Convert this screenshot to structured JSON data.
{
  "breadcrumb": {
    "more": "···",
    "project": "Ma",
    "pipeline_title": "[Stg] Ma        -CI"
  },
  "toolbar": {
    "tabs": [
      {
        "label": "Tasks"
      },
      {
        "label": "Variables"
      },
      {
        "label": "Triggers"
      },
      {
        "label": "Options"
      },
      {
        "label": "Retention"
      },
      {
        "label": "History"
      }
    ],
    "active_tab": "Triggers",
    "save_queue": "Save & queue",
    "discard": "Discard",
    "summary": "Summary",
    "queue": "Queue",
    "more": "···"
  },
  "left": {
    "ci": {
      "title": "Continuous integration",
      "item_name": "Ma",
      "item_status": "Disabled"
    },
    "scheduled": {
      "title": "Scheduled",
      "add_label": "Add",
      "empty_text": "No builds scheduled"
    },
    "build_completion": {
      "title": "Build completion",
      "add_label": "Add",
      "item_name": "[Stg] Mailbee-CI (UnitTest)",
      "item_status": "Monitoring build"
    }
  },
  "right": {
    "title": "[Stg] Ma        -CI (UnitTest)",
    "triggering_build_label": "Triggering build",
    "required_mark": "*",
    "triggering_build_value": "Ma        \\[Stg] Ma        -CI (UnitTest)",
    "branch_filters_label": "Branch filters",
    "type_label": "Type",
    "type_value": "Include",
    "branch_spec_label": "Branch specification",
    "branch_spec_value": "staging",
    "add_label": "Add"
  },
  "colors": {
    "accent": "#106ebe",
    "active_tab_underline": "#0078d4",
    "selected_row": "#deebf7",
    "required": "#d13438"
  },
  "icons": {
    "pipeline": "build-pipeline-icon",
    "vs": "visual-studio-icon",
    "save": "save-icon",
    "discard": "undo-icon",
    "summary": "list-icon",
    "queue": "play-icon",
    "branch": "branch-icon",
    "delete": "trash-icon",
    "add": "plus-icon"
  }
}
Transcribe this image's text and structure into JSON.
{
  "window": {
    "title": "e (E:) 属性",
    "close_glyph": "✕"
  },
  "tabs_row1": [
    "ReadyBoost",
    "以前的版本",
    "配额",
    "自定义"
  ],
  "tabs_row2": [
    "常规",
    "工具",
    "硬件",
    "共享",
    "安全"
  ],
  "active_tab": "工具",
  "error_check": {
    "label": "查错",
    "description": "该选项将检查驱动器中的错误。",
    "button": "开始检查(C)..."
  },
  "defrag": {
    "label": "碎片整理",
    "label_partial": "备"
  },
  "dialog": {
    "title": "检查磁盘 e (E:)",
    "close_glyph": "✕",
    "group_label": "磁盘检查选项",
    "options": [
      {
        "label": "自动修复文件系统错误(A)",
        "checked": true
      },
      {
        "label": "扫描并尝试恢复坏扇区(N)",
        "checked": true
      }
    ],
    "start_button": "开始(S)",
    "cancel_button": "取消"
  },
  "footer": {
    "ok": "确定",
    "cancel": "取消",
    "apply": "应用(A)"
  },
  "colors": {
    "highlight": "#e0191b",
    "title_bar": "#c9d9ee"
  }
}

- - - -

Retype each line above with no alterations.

Convert this screenshot to structured JSON data.
{
  "breadcrumb": {
    "more": "···",
    "project": "Ma",
    "pipeline_title": "[Stg] Ma        -CI"
  },
  "toolbar": {
    "tabs": [
      {
        "label": "Tasks"
      },
      {
        "label": "Variables"
      },
      {
        "label": "Triggers"
      },
      {
        "label": "Options"
      },
      {
        "label": "Retention"
      },
      {
        "label": "History"
      }
    ],
    "active_tab": "Triggers",
    "save_queue": "Save & queue",
    "discard": "Discard",
    "summary": "Summary",
    "queue": "Queue",
    "more": "···"
  },
  "left": {
    "ci": {
      "title": "Continuous integration",
      "item_name": "Ma",
      "item_status": "Disabled"
    },
    "scheduled": {
      "title": "Scheduled",
      "add_label": "Add",
      "empty_text": "No builds scheduled"
    },
    "build_completion": {
      "title": "Build completion",
      "add_label": "Add",
      "item_name": "[Stg] Mailbee-CI (UnitTest)",
      "item_status": "Monitoring build"
    }
  },
  "right": {
    "title": "[Stg] Ma        -CI (UnitTest)",
    "triggering_build_label": "Triggering build",
    "required_mark": "*",
    "triggering_build_value": "Ma        \\[Stg] Ma        -CI (UnitTest)",
    "branch_filters_label": "Branch filters",
    "type_label": "Type",
    "type_value": "Include",
    "branch_spec_label": "Branch specification",
    "branch_spec_value": "staging",
    "add_label": "Add"
  },
  "colors": {
    "accent": "#106ebe",
    "active_tab_underline": "#0078d4",
    "selected_row": "#deebf7",
    "required": "#d13438"
  },
  "icons": {
    "pipeline": "build-pipeline-icon",
    "vs": "visual-studio-icon",
    "save": "save-icon",
    "discard": "undo-icon",
    "summary": "list-icon",
    "queue": "play-icon",
    "branch": "branch-icon",
    "delete": "trash-icon",
    "add": "plus-icon"
  }
}
Transcribe this image's text and structure into JSON.
{
  "window": {
    "title": "e (E:) 属性",
    "close_glyph": "✕"
  },
  "tabs_row1": [
    "ReadyBoost",
    "以前的版本",
    "配额",
    "自定义"
  ],
  "tabs_row2": [
    "常规",
    "工具",
    "硬件",
    "共享",
    "安全"
  ],
  "active_tab": "工具",
  "error_check": {
    "label": "查错",
    "description": "该选项将检查驱动器中的错误。",
    "button": "开始检查(C)..."
  },
  "defrag": {
    "label": "碎片整理",
    "label_partial": "备"
  },
  "dialog": {
    "title": "检查磁盘 e (E:)",
    "close_glyph": "✕",
    "group_label": "磁盘检查选项",
    "options": [
      {
        "label": "自动修复文件系统错误(A)",
        "checked": true
      },
      {
        "label": "扫描并尝试恢复坏扇区(N)",
        "checked": true
      }
    ],
    "start_button": "开始(S)",
    "cancel_button": "取消"
  },
  "footer": {
    "ok": "确定",
    "cancel": "取消",
    "apply": "应用(A)"
  },
  "colors": {
    "highlight": "#e0191b",
    "title_bar": "#c9d9ee"
  }
}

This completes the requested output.